And also, what should be most important is that, even without some of the best players in the world, the actual on-court product has been excellent. Just look at this past weekend alone.

The depleted Clippers erased a 25-point deficit to earn a spot in their first-ever conference finals. Both the Bucks and Hawks stole tightly-contested Game 7s on the road to reach each other in the conference finals, the former of which was accomplished in overtime, the first in a Game 7 since 2006. And without CP3 for Game 1 against the Clippers, Booker went for 40 points, 13 rebounds, and 11 assists in a win.

Maybe I’m letting the vocal minority get to my head too much, but it boggles my mind that people see the current playoff picture as a bad thing.

Of course, I want to watch LeBron continue to add to his GOAT argument. Believe it or not, I actually wanted the Nets to beat Milwaukee because what Durant was doing coming off a torn Achilles was unprecedented,, and I wanted to watch more of it.

But I can also find joy in what plays out in front of me, especially when what we get is objectively still worth watching on every level, whether that’s superstars with incredible performances or teams battling it out in games that go down to the wire.

So while new might never be better for some who want to cling to the past, it’s still plenty entertaining for those open to it, and I can only hope that more people fall into the latter category and don’t miss out.

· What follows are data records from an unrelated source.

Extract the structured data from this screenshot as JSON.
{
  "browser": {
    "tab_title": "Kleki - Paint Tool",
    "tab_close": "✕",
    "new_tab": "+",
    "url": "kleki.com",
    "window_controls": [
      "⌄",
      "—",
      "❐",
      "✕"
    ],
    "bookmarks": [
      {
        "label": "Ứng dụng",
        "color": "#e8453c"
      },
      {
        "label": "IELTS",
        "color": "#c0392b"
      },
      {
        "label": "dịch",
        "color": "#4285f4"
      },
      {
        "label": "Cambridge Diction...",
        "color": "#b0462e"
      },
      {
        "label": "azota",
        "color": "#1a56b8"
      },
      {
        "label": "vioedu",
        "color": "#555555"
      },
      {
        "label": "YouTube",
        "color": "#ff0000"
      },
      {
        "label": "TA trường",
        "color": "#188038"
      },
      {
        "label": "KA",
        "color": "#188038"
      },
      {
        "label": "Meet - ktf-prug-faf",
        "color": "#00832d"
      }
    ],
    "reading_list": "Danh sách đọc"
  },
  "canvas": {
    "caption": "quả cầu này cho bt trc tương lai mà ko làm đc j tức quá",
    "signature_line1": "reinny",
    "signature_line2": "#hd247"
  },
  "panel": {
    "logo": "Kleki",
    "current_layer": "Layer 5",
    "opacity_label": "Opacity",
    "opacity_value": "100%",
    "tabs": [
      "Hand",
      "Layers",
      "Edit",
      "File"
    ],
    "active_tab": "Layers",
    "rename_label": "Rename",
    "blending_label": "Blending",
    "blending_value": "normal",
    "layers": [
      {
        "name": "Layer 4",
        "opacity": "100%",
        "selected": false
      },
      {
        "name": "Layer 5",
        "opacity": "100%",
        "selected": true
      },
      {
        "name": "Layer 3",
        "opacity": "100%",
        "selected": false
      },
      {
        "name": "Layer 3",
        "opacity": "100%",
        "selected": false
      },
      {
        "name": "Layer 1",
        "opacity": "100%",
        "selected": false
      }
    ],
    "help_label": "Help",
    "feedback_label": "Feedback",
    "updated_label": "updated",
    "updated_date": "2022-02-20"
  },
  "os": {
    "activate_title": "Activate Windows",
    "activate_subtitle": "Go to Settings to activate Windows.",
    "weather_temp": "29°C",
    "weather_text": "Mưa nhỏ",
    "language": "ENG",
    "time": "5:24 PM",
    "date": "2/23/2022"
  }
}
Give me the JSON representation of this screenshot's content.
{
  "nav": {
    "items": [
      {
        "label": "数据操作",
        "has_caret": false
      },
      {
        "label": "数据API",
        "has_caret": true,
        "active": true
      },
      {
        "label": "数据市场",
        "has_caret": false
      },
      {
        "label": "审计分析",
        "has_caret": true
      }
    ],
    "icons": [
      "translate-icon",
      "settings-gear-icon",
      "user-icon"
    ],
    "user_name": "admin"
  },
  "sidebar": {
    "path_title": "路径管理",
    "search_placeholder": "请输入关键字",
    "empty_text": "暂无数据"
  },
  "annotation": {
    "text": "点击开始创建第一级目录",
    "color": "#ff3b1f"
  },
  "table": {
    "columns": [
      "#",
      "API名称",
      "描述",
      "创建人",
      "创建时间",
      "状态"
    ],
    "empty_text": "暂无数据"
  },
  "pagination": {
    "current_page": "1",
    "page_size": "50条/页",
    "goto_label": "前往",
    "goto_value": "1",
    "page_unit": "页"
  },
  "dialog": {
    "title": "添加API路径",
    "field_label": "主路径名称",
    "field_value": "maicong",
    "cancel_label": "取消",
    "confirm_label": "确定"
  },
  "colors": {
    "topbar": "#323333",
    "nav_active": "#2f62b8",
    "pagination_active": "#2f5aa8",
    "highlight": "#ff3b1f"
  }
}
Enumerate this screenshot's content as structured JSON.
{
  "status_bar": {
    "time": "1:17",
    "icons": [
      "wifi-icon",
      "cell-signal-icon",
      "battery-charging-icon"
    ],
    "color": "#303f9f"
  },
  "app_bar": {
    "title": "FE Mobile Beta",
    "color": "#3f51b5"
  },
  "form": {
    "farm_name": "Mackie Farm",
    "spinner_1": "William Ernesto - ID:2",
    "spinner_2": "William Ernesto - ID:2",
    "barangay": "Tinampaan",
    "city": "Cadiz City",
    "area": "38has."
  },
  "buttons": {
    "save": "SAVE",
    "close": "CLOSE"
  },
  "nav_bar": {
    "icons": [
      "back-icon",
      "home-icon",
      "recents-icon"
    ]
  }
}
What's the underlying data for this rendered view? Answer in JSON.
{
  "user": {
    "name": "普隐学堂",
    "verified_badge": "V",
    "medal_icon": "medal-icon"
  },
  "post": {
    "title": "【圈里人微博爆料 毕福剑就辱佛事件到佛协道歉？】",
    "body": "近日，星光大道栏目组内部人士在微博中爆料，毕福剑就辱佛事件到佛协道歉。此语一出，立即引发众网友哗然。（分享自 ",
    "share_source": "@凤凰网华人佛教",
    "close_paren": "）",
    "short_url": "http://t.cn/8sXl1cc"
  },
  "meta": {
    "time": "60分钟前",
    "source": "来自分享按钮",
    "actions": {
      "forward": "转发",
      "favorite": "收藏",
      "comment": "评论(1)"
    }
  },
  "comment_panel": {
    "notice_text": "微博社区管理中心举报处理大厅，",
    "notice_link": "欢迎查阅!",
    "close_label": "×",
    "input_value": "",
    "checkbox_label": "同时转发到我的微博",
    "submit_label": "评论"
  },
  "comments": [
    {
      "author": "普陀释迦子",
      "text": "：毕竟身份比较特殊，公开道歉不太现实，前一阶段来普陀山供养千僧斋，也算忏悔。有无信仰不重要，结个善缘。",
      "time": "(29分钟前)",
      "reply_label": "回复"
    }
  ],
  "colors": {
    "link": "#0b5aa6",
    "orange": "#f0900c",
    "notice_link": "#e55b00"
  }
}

Daniel Lubofsky

I write about the NBA, MCU, other movies/shows and any other topic I feel like.